How effective those measures would be in a crisis situation where companies would try and sell stocks by any means in a desperate bid to build cash balances is another matter.
Therefore cash strapped producers faced with declining domestic demand and credit issues with local buyers could still try and export rare earths through any means possible and prices would consequently weaken on world markets.
But what are the chances of a hard landing in China?
It’s probably one of the biggest questions that divides opinion among investors and economists right now and both sides can make strong arguments for their case.
This division is exemplified by two very successful British fund managers, Anthony Bolton of Fidelity who is a China bull and the very outspoken and contrarian investor Hugh Hendry of Ecletica who is bearish on the country’s economic prospects.
The bulls argue that China has reserves of around $3.2 trillion, has relatively low national debt, a very competitive economy and can deploy vast fire power to pump up flagging economic activity. It is rebalancing its economy from exports towards domestic consumption where there is very considerable growth potential. Also, the Chinese authorities have anyway orchestrated the current slowdown by forcing banks to carry higher reserves – measures, which could be reversed if the economy was to seriously deteriorate.
And besides GDP growth of around 9% is still impressive and by not having to please voters, China can take whatever measures it deems necessary to stimulate the economy
But the China bears are having none of it. They point to China’s vast investments in infrastructure as unsustainable in the long run. Over investment leads to ever lower returns and wasted capital, they argue. Boosting fixed asset investment in the face of a downturn will actually delay the necessary rebalancing of the economy towards consumers, they say. And whereas debt ratios of the country look fine, argue bearish economists, those of local government are a different story and if their debts are included China has a GDP to debt ratio of around 74-75% and possibly a 100% if loans to state enterprises are included, many of which are poorly run.
Economists reckon over a quarter of China’s GDP could be tied up in real estate and prices are falling. JPMorgan estimates they could fall 5-10% over the next 18 months and by 20% in some major cities, though other economists think it could be far worse.
A big fall in real estate prices would hit the banking system hard through direct loans to the sector and indirect exposure via the shadow banking system, which has boomed on the back of government actions to curb bank lending.

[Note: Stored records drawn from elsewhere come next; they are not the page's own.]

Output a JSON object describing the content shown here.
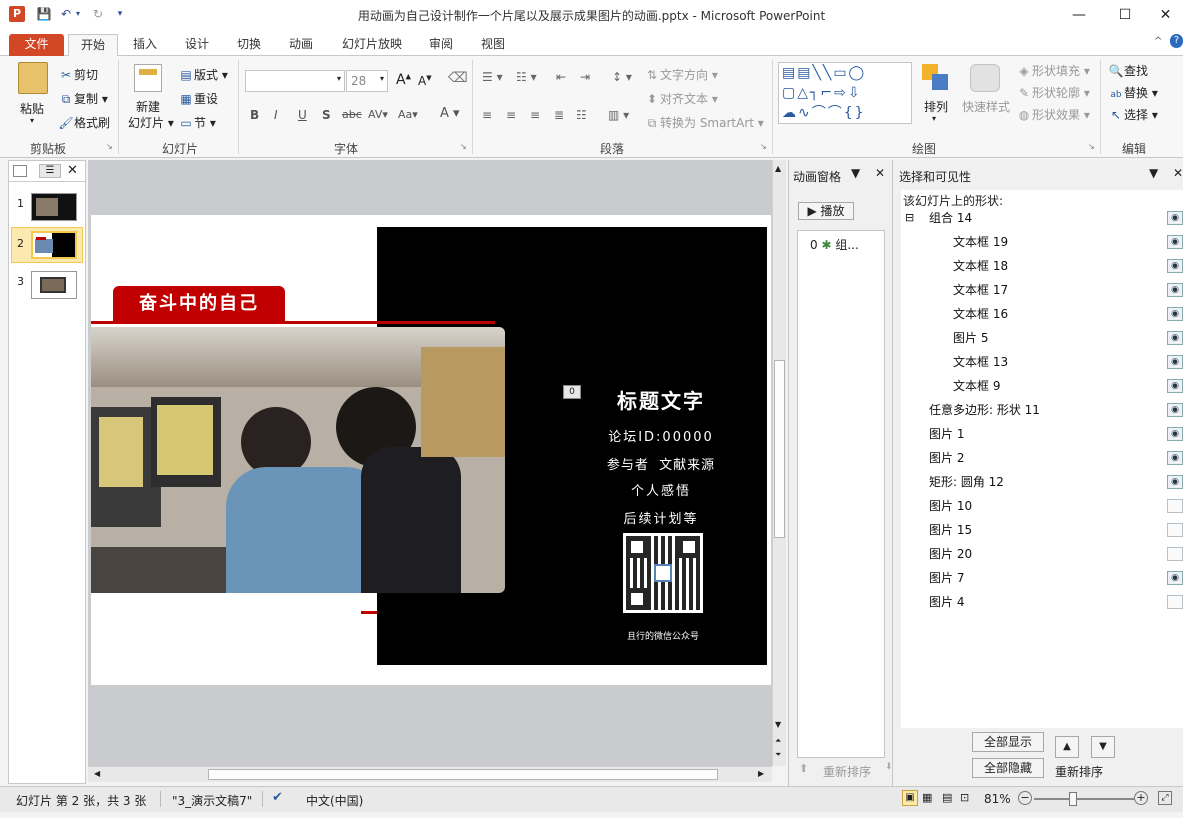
{
  "window": {
    "title": "用动画为自己设计制作一个片尾以及展示成果图片的动画.pptx - Microsoft PowerPoint",
    "app_icon": "P",
    "controls": {
      "minimize": "—",
      "maximize": "☐",
      "close": "✕"
    }
  },
  "tabs": [
    "文件",
    "开始",
    "插入",
    "设计",
    "切换",
    "动画",
    "幻灯片放映",
    "审阅",
    "视图"
  ],
  "active_tab": "开始",
  "ribbon": {
    "clipboard": {
      "paste": "粘贴",
      "cut": "剪切",
      "copy": "复制",
      "format_painter": "格式刷",
      "label": "剪贴板"
    },
    "slides": {
      "new_slide_1": "新建",
      "new_slide_2": "幻灯片",
      "layout": "版式",
      "reset": "重设",
      "section": "节",
      "label": "幻灯片"
    },
    "font": {
      "font_name": "",
      "font_size": "28",
      "label": "字体",
      "grow": "A",
      "shrink": "A",
      "bold": "B",
      "italic": "I",
      "underline": "U",
      "shadow": "S",
      "strike": "abc",
      "spacing": "AV",
      "case": "Aa",
      "color": "A"
    },
    "paragraph": {
      "text_direction": "文字方向",
      "align_text": "对齐文本",
      "smartart": "转换为 SmartArt",
      "label": "段落"
    },
    "drawing": {
      "arrange": "排列",
      "quick_styles": "快速样式",
      "shape_fill": "形状填充",
      "shape_outline": "形状轮廓",
      "shape_effects": "形状效果",
      "label": "绘图"
    },
    "editing": {
      "find": "查找",
      "replace": "替换",
      "select": "选择",
      "label": "编辑"
    }
  },
  "slides_pane": {
    "thumbnails": [
      "1",
      "2",
      "3"
    ],
    "selected": "2"
  },
  "slide": {
    "banner": "奋斗中的自己",
    "anim_tag": "0",
    "title": "标题文字",
    "lines": [
      "论坛ID:00000",
      "参与者  文献来源",
      "个人感悟",
      "后续计划等"
    ],
    "qr_caption": "且行的微信公众号"
  },
  "animation_pane": {
    "title": "动画窗格",
    "play": "播放",
    "item": {
      "index": "0",
      "label": "组..."
    },
    "reorder": "重新排序"
  },
  "selection_pane": {
    "title": "选择和可见性",
    "subtitle": "该幻灯片上的形状:",
    "items": [
      {
        "name": "组合  14",
        "level": 0,
        "expander": "⊟",
        "visible": true
      },
      {
        "name": "文本框  19",
        "level": 1,
        "visible": true
      },
      {
        "name": "文本框  18",
        "level": 1,
        "visible": true
      },
      {
        "name": "文本框  17",
        "level": 1,
        "visible": true
      },
      {
        "name": "文本框  16",
        "level": 1,
        "visible": true
      },
      {
        "name": "图片  5",
        "level": 1,
        "visible": true
      },
      {
        "name": "文本框  13",
        "level": 1,
        "visible": true
      },
      {
        "name": "文本框  9",
        "level": 1,
        "visible": true
      },
      {
        "name": "任意多边形: 形状  11",
        "level": 0,
        "visible": true
      },
      {
        "name": "图片  1",
        "level": 0,
        "visible": true
      },
      {
        "name": "图片  2",
        "level": 0,
        "visible": true
      },
      {
        "name": "矩形: 圆角  12",
        "level": 0,
        "visible": true
      },
      {
        "name": "图片  10",
        "level": 0,
        "visible": false
      },
      {
        "name": "图片  15",
        "level": 0,
        "visible": false
      },
      {
        "name": "图片  20",
        "level": 0,
        "visible": false
      },
      {
        "name": "图片  7",
        "level": 0,
        "visible": true
      },
      {
        "name": "图片  4",
        "level": 0,
        "visible": false
      }
    ],
    "show_all": "全部显示",
    "hide_all": "全部隐藏",
    "reorder": "重新排序"
  },
  "status_bar": {
    "slide_info": "幻灯片 第 2 张，共 3 张",
    "theme": "\"3_演示文稿7\"",
    "language": "中文(中国)",
    "zoom": "81%"
  },
  "colors": {
    "file_tab": "#d24726",
    "banner_red": "#c00000",
    "slide_black": "#000000",
    "thumb_selected": "#f2c94c"
  }
}
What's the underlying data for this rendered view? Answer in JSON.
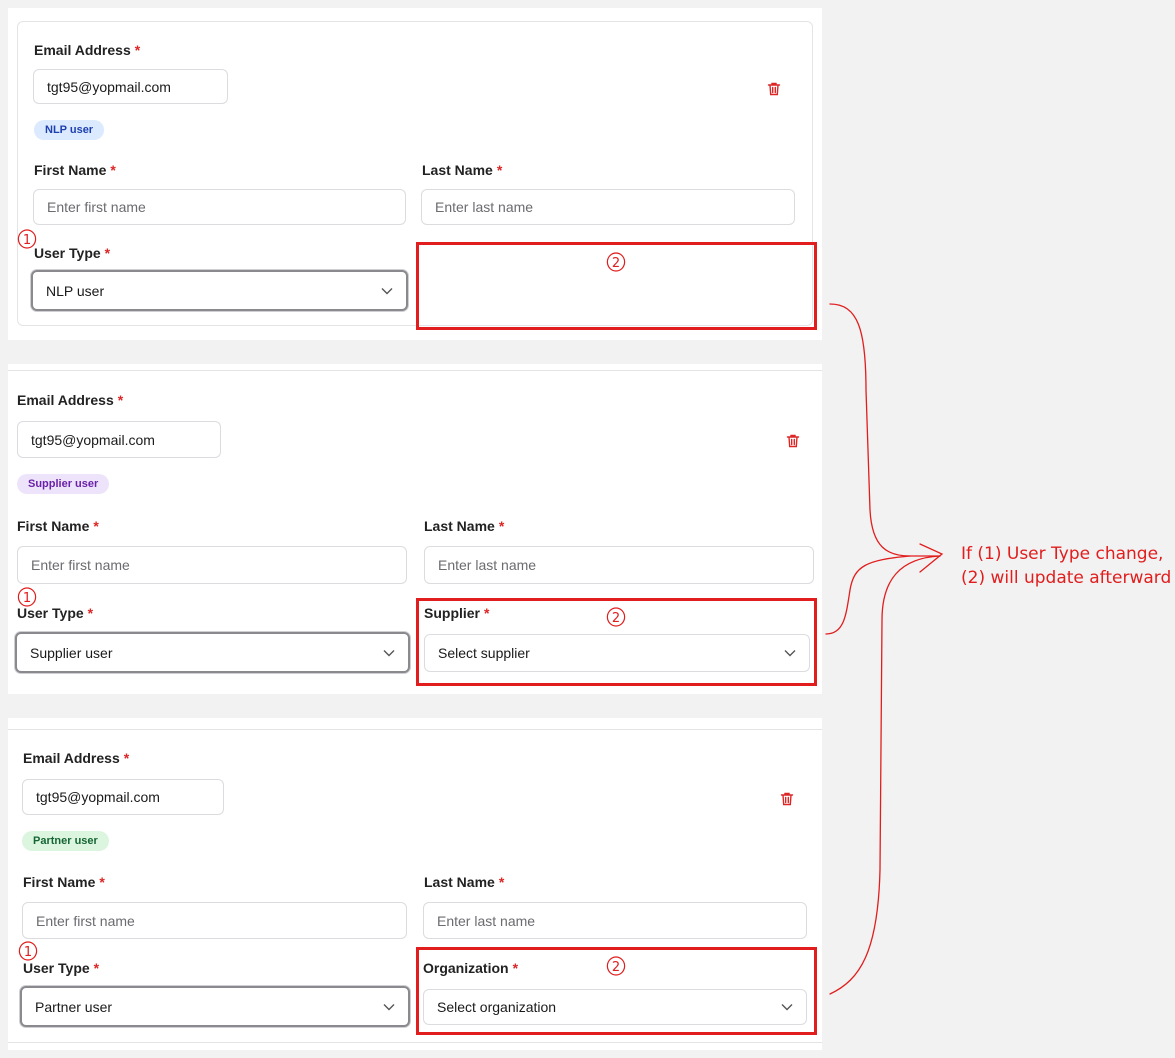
{
  "labels": {
    "email": "Email Address",
    "first_name": "First Name",
    "last_name": "Last Name",
    "user_type": "User Type",
    "supplier": "Supplier",
    "organization": "Organization",
    "required_mark": "*"
  },
  "placeholders": {
    "first_name": "Enter first name",
    "last_name": "Enter last name",
    "supplier": "Select supplier",
    "organization": "Select organization"
  },
  "forms": [
    {
      "email": "tgt95@yopmail.com",
      "badge": "NLP user",
      "user_type": "NLP user"
    },
    {
      "email": "tgt95@yopmail.com",
      "badge": "Supplier user",
      "user_type": "Supplier user"
    },
    {
      "email": "tgt95@yopmail.com",
      "badge": "Partner user",
      "user_type": "Partner user"
    }
  ],
  "annotation": {
    "marker_1": "1",
    "marker_2": "2",
    "note_line1": "If (1) User Type change,",
    "note_line2": "(2) will update afterward"
  },
  "colors": {
    "annotation_red": "#e11d1d",
    "required_red": "#dc2626",
    "badge_nlp_bg": "#dbeafe",
    "badge_nlp_fg": "#1e40af",
    "badge_supplier_bg": "#ede4fb",
    "badge_supplier_fg": "#6b21a8",
    "badge_partner_bg": "#dcf5df",
    "badge_partner_fg": "#166534"
  },
  "icons": [
    "trash-icon",
    "chevron-down-icon"
  ]
}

Many local governments would be hurt as they get a lot of funding from land sales, which would dry up.
Credit Suisse analysts recently said that loan losses at Chinese banks could hit the equivalent of 60% of their equity capital if real-estate companies and local governments fail to repay debts.
If there was a widespread real estate crash its hard to quantify the magnitude of the domino effect that would have on the country’s banking system and it could be severe, say the bears
The China bulls response to this is that a correction in real estate prices is healthy and that China has long used banks and accepts bad bank debt as a way of stimulating economic growth. Also, Chinese consumers, unlike their western counterparts, tend to be far less indebted.
Clearly this is a story that is still playing out, but so far Hendry is reported to be up some 40% on his bets against China, while Bolton has had to publicly admit that returns in China have been disappointing.
It does appear that real estate speculation has got out of hand in China, but should it turn into a full blown crash, the country’s authorities do at least have some pretty formidable fiscal and monetary capacity at their disposal to deal with it.
For buyers of rare earths that still leaves a very uncertain situation as even a relatively mild Chinese economic slowdown could result in lower prices and much depends on the success of the country’s authorities in clamping down on smuggling and illegal production.
Though there have been high profile cases of illegal rare earth mines being put out of operation in China, many rare earth prices in Europe remain significantly down from their highs.